- medical: general medicine, neurology, physiatry, orthopedic care;
- musculoskeletal: chiropractic, physiotherapy, massage therapy;
- rehabilitation: physical therapy, physical medicine, occupational therapy;
- diagnostics: EMG, NCV, EEG, SSEP, SEMG;
- ancillary services: blood work, durable medical equipment, in-office testing;
- contracting: MRIs, CTs, diagnostic ultrasound;
- in-patient: hospital privileges, emergencies;
- out-patient: medical referral, medical network.
Personal Injury (PI): The multi-discipline center has the most comprehensive documentation back-up necessary to satisfy the PI legal protocols.
Workers’ compensation (W/C): Employers, adjusters and patients attempting to receive efficient, thorough, diversified care will find multi-care centers a viable solution.
So where do you start if you believe that in your case, the pros of multi-discipline practice outweigh the cons?
First: Evaluate your philosophical position about your profession:
- Do you truly believe in what you do?
- Do you understand your patients’ needs?
- Do you breathe, talk, walk, think, act and practice chiropractic?
- Is the intent to integrate your clinic to enhance your services?
If the answers to the above questions is yes, you should continue your search.
Second: Analyze your demographics:
- How many multi-discipline centers are in your neighborhood?
- What do your patients think about
- How many MDs in your town?
Third: Staffing, management, and finances:
- Are you an effective manager? (Or do you have one?)
- How are your staff members’ organizational skills?
- Are you financially stable?
Last but not least: Are you really ready for a change?

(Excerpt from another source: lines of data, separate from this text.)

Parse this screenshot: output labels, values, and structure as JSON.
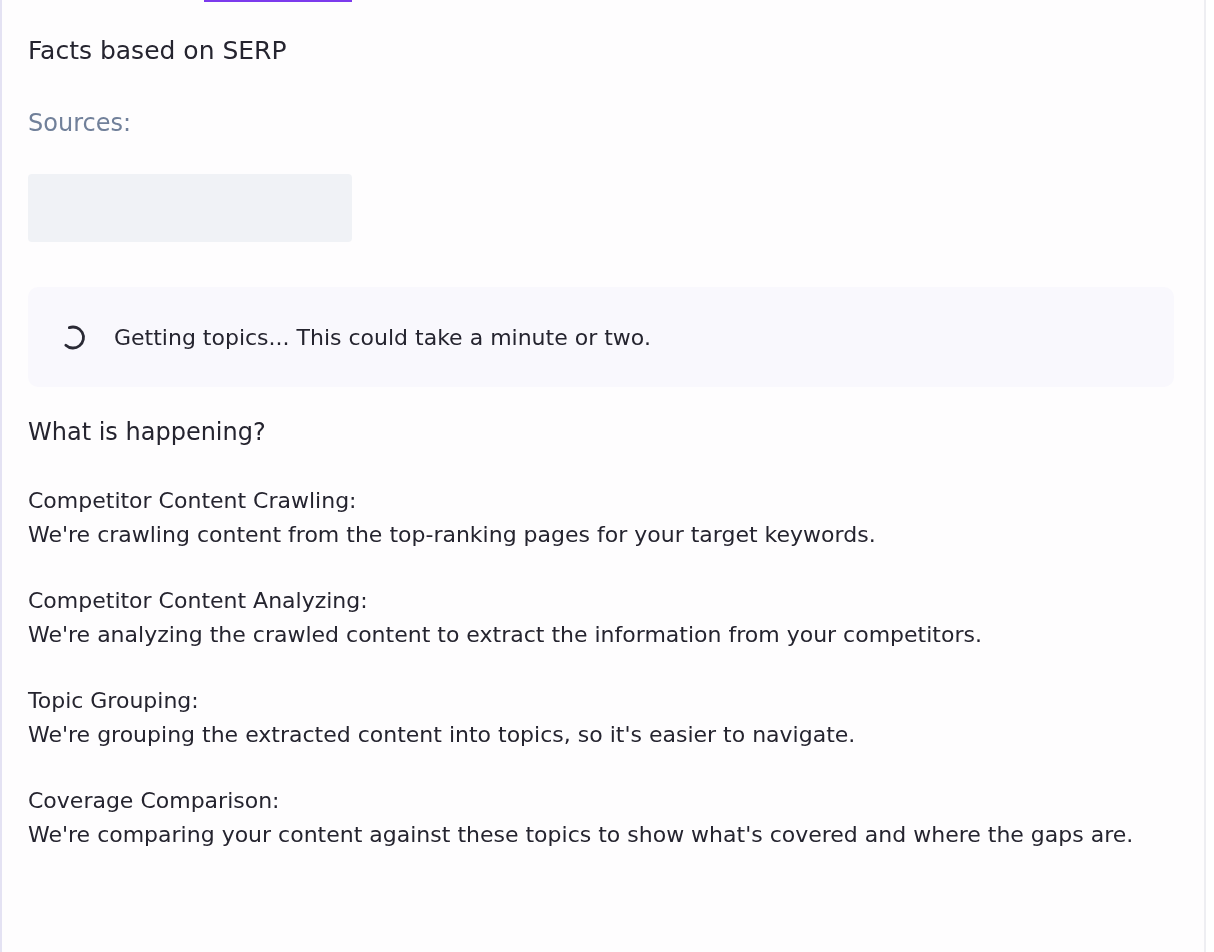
{
  "section_title": "Facts based on SERP",
  "sources_label": "Sources:",
  "sources": {
    "kind": "skeleton"
  },
  "status": {
    "loading": true,
    "message": "Getting topics... This could take a minute or two."
  },
  "explainer": {
    "title": "What is happening?",
    "steps": [
      {
        "title": "Competitor Content Crawling:",
        "description": "We're crawling content from the top-ranking pages for your target keywords."
      },
      {
        "title": "Competitor Content Analyzing:",
        "description": "We're analyzing the crawled content to extract the information from your competitors."
      },
      {
        "title": "Topic Grouping:",
        "description": "We're grouping the extracted content into topics, so it's easier to navigate."
      },
      {
        "title": "Coverage Comparison:",
        "description": "We're comparing your content against these topics to show what's covered and where the gaps are."
      }
    ]
  }
}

Professional satisfaction is where you are today. If you are not genuinely happy with yourself today, the integration package will not make matters any better. It may certainly increase your income, but again, what is money if you are not happy?
The multi-discipline system is not for everyone, but for those who know it’s right for them, it can be a professional dream come true.